Italian ryegrass shown after a fall, residual herbicide application (Clomazone). Photo by Donnie Miller
Louisiana soybean producers always have a full plate during growing season with factors such as weather, insects and weeds coming into play. This year one of the biggest issues they face is glyphosate-resistant johnsongrass and ryegrass.
LSU AgCenter weed expert Daniel O. Stephenson said he’s been getting a lot of calls from producers about johnsongrass that seems to have built a resistance to glyphosate.
“We had an unusually warm December this year,” Stephenson said. “I remember seeing johnsongrass back then, and it never really got cold enough to knock it back, so it’s been a monster year for it.”
Stephenson went on to say the LSU AgCenter confirmed glyphosate resistance in johnsongrass in 2010 in Rapides and West Baton Rouge parishes.
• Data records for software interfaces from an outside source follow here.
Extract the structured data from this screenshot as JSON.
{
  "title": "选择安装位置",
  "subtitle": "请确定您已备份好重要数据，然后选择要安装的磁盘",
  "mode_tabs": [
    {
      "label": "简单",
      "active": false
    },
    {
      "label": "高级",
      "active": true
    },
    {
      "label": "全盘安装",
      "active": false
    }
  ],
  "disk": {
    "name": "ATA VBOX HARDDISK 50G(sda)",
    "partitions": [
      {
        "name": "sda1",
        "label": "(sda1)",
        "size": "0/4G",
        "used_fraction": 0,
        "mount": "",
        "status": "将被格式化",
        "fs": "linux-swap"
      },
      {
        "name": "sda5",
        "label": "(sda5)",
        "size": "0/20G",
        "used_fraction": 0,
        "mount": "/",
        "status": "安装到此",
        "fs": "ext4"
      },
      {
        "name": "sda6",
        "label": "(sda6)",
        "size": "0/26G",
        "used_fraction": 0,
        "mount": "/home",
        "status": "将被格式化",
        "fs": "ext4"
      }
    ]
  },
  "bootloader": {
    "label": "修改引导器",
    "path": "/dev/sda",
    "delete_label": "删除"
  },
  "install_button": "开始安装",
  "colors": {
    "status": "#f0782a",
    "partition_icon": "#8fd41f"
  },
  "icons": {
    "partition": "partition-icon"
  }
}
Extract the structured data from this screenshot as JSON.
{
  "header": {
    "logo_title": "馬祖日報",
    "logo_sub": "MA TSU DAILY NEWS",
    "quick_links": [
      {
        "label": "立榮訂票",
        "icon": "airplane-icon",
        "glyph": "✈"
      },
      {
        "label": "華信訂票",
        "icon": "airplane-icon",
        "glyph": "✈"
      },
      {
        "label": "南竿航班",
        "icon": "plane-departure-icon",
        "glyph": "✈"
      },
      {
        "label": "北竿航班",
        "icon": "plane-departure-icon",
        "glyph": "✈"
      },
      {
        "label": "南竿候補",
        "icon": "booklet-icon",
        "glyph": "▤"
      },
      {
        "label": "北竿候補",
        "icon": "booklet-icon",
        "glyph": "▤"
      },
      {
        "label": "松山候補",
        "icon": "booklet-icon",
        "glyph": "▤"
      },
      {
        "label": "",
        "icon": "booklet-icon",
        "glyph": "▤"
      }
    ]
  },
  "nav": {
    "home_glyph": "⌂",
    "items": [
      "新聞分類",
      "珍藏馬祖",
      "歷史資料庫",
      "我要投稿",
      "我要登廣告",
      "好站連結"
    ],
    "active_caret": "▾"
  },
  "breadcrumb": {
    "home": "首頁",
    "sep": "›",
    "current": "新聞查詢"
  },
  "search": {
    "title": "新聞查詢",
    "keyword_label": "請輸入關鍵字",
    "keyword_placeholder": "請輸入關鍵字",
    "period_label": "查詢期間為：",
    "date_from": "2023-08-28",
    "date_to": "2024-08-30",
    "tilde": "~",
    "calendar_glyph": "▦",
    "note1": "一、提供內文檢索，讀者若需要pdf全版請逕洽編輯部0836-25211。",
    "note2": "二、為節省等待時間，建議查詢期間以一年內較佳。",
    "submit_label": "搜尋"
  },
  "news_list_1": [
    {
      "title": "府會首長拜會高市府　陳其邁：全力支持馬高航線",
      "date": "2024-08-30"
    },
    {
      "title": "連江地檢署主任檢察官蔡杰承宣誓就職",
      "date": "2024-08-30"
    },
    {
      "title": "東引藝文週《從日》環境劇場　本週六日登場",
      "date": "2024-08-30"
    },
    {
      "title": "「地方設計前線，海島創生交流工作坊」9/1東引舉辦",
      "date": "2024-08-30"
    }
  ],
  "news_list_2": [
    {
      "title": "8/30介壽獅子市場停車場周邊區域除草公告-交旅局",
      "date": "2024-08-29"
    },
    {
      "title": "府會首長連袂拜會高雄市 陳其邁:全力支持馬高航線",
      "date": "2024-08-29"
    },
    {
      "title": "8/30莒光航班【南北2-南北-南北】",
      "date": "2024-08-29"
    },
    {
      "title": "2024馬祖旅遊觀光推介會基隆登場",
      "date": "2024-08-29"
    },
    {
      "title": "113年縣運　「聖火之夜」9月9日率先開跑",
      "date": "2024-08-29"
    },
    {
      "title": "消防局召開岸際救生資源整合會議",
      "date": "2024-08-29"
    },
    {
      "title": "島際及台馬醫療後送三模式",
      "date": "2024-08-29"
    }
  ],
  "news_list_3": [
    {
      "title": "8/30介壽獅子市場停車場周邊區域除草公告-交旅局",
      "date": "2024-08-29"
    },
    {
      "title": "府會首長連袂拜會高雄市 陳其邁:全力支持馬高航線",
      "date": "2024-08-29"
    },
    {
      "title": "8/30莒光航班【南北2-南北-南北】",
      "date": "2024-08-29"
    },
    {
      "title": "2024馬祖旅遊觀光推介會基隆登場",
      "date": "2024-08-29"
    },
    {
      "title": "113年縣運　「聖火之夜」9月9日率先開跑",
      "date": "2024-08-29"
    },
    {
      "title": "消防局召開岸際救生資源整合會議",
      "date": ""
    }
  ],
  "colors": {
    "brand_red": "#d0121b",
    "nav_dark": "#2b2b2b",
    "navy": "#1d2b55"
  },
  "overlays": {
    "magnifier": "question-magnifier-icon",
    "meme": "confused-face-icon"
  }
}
In the years since, glyphosate-resistant johnsongrass has spread throughout the central and southern areas of Louisiana.
Stephenson said that he has received complaints from producers in the Macon Ridge and Mississippi River parishes over the past two years about glyphosate’s ineffectiveness on johnsongrass.
“Glyphosate resistance is similar to antibiotic resistance in bacteria,” he said. “Multiple sub-lethal doses of glyphosate year after year is the cause. This is the same scenario as many other weedy species that are currently resistant to a herbicide. A weed management plan that has a holistic approach must be adopted to manage the problem or potentially avoid it.”
In addition to johnsongrass, Stephenson said that glyphosate-resistant ryegrass has also “exploded.” He and his AgCenter colleague weed scientist Donnie Miller have a project starting in the fall looking at different techniques to control ryegrass.
Miller, who works out of the Northeast Research Station in St. Joseph, said that ryegrass is quickly becoming the most common and troublesome weed to all crops — not just soybeans — due to increases in population and development of resistance to most over-the-top herbicide options, including paraquat, which was confirmed this year.
“In 2020, we saw probably the biggest population of ryegrass I’ve ever seen in northeast Louisiana,” Miller said. “In fields, on borders of fields, in roadside medians, it was just everywhere.”
Miller said if growers can’t control the grass, it becomes a tremendous competitor with crops, especially those that are planted early like corn, which reduces yield for producers. The weed may also host insect populations, which is doubly problematic.
“It’s just one of those weeds that can slowly take over. It sits on the edge of the field for a couple of years then, all of a sudden, it’s 10 feet into the field edge, then next year 30 feet in. And when the farmers conduct tillage operations, they can drag seed from plants on the outer field edges into their production fields,” he said. “I like to say it’s like being stalked by a turtle — it closes in little by little until it’s got you.”
Much of the work Miller and his researchers are focused on began last year and will ramp up this year regarding ryegrass management, either through cover crops and/or herbicides applied in the fall after harvest.
“If we apply the herbicides at earlier stages of growth of a cereal rye cover crop in the fall, it can still do a decent job of knocking it back,” Miller said. “So, we’re going to look at some combinations of that with different cover crops, which would be another tool in our toolbox to help producers.” V. Todd Miller